The diner’s drive-in service is available both during regular business hours and on new “Carhop-only” Wednesday nights, which includes a special menu of items like cheeseburgers, jumbo hot dogs and buttermilk-battered chicken tenders served with a side of the Broadway’s own “Boom Boom” sauce, a unique mix of apple cider vinegar, powdered sugar, Tabasco sauce and mayonnaise. Ten percent of the Wednesday night proceeds then go to the local food pantry.
When the weather is good, Castree says the diner is seeing 10 to 20 cars coming for drive-in service daily. “Each car is equal to a table,” he says. Inside, the restaurant is currently operating at about 59 percent occupancy, though despite this limited reopening, Castree intends to continue supplementing his business with carhop offerings—particularly as they get into the tourism season. “Families really seem to like it,” he says. “Especially those with young kids, many who've never been to a drive-in before.”
While A&W Restaurants has no current plans to add carhop services to its additional 550 U.S. eateries, the drive-in trend does seem to be one that will continue through summer, at least according to their owners (and in the case of Castree’s Broadway Diner, says Castree, definitely into the fall). Still, Hess says it's hard to predict where all of this will lead in terms of longevity.
“I think the thing that's most important is the realization that the drive-in is a significant example of modern architecture,” he says. “It had a purpose, and still has a purpose. If out of this we can gain a new respect for the automobile, which in many ways has been a scapegoat for the demise of cities and communal living, we will have an 'old' tool that we can use in a new way to solve problems we had no idea we were ever going to face.”

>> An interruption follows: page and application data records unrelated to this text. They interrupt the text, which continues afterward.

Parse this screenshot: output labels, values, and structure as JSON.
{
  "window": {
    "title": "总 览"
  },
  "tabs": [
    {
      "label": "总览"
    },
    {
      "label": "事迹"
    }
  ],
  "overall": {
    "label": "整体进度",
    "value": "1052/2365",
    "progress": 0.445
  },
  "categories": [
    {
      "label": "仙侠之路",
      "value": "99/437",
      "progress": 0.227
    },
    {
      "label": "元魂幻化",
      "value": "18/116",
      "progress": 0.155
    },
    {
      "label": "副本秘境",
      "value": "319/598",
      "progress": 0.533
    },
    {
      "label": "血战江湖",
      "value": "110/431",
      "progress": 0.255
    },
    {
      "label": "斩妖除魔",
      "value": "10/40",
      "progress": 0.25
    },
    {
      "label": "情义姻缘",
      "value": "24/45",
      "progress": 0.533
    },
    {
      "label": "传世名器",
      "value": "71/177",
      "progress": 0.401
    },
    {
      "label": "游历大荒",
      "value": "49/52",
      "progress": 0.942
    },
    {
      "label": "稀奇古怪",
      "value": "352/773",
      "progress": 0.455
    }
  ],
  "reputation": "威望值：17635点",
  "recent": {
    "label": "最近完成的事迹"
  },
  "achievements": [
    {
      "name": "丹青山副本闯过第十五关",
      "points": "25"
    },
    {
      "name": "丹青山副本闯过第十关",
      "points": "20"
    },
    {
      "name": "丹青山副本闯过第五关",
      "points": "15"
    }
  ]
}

*Editor's Note, May 28, 2020: A previous version of this story incorrectly spelled Johnnie's Drive-In in Tupelo, Mississippi, as Johnny's. The story has been corrected.